**Data for this task:**
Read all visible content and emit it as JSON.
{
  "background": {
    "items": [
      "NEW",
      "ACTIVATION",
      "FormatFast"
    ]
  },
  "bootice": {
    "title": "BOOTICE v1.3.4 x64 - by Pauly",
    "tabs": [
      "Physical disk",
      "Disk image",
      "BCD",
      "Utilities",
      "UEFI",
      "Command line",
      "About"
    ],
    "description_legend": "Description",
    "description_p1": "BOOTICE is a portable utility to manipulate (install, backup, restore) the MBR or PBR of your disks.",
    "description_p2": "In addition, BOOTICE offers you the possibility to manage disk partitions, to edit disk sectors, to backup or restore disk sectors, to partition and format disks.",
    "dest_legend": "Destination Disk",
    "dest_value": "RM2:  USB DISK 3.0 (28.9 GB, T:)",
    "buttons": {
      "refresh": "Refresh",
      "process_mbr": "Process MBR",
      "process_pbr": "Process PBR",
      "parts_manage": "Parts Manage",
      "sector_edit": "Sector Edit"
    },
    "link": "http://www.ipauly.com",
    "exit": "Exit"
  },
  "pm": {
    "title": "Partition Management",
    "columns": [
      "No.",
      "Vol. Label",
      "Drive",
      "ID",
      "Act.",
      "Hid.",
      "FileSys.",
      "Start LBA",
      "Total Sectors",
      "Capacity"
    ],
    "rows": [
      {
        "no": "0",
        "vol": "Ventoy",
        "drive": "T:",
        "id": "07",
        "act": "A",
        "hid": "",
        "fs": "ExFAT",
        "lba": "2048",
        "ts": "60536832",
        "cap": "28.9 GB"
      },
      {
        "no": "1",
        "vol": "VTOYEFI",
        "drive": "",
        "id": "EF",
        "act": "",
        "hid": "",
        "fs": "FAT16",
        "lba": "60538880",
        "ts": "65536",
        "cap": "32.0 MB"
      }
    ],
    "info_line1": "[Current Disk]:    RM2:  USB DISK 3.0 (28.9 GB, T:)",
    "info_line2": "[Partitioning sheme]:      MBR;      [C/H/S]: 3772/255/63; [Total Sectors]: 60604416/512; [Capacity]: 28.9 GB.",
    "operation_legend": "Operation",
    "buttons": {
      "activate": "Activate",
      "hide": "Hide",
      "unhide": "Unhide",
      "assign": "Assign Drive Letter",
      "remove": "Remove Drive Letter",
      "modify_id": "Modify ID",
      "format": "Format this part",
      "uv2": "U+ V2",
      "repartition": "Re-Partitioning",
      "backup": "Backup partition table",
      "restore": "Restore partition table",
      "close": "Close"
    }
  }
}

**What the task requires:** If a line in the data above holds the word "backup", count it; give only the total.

**Answer for this exercise:** 3